This is a fascinating book - if a little over long about crime in the UK in World War 2. While there was undoubtedly a lot of sacrifices made by many people, other saw the war as an opportunity or reason to turn to crime.
Theft and fraud make up the biggest amount of crime - be it stealing or forging ration books, whole lorry loads of supplies disappearing or fraudulent claims for work or wages.
It is informative to find out how the Government tried to counter crime and how some relatively trivial matters were punished harshly while some more serious ones
Often the stories are almost incredible. In 1941 a Liverpool ship repairer cheated the Government out of £20 million (at today's prices). Soliders and others would steal equipment needed for the war effort.
Of course these are just the records of the crimes that were recorded, no doubt there were many more that weren't recorded.
Private Walker from the TV series Dads Army is most peoples idea of a spiv - before that there was Arthur English (are you being served) and Sid Field and a host of others who played to audiences who new spivs not just from 6 years of war but the years of rationing the continued after 1945. This book shines a light on those that make Walker look like a boy scout.
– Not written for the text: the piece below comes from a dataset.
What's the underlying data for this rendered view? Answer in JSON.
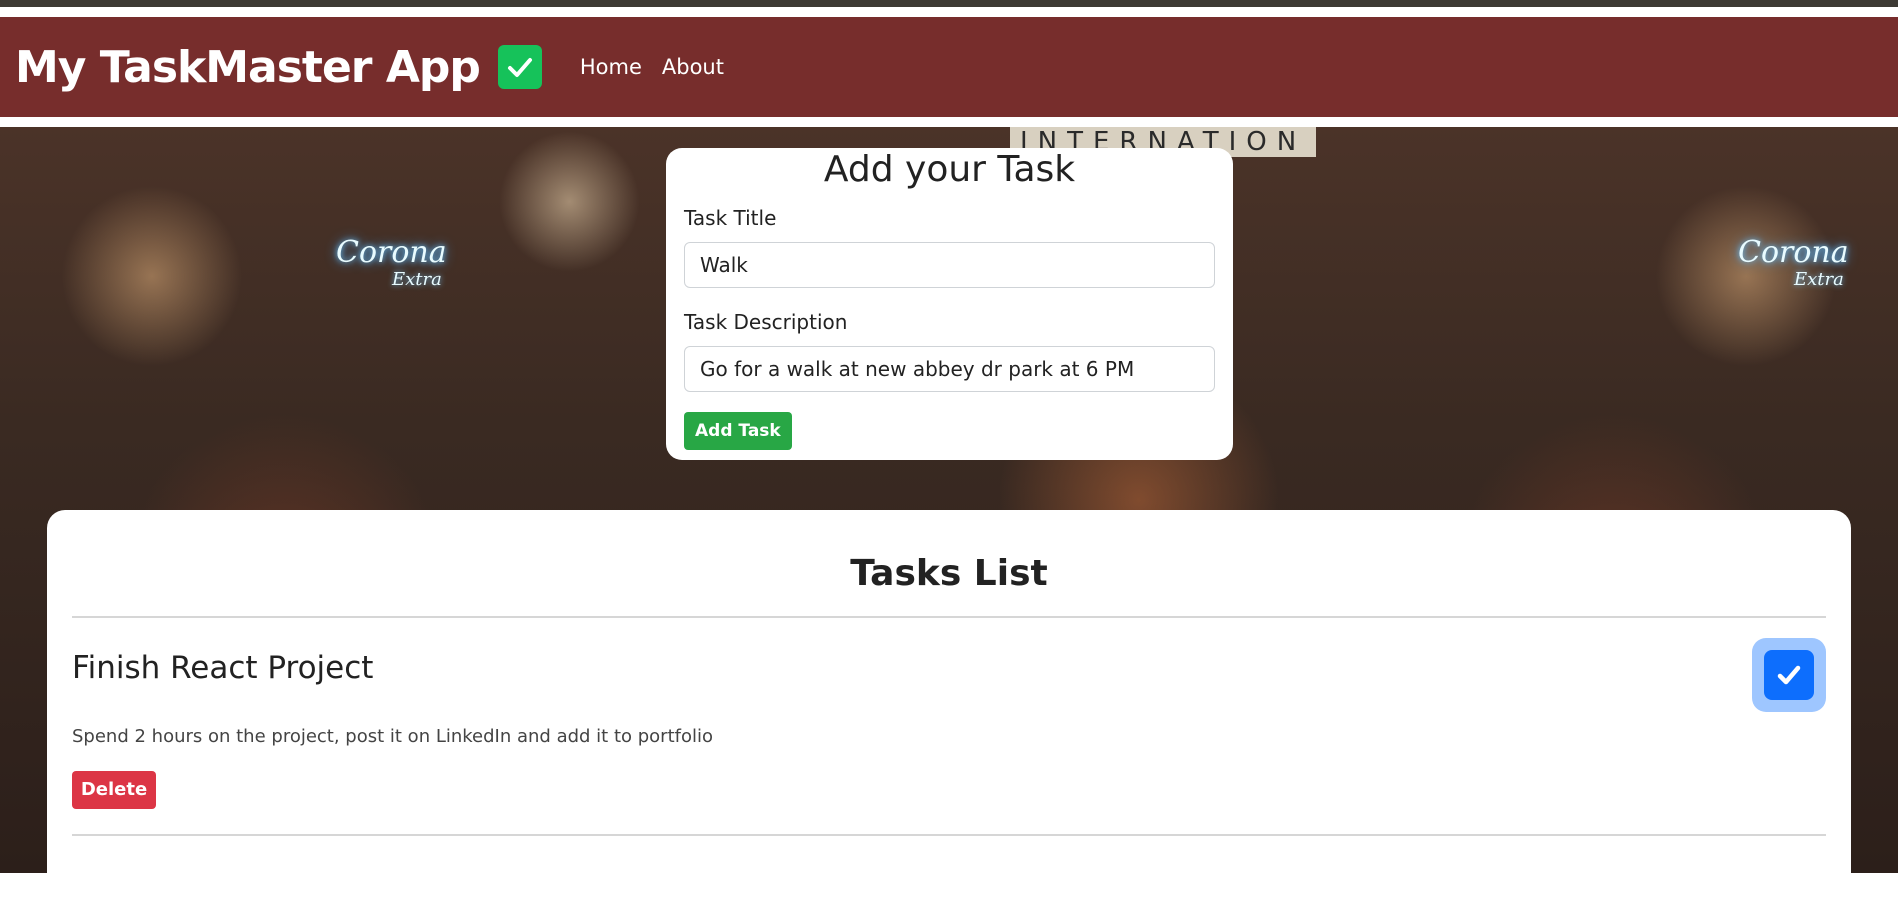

After a while the accounts seems to blur and a few more statistics and a few less examples would have been a good idea, however for a topic that has been overlooked, it is a good read.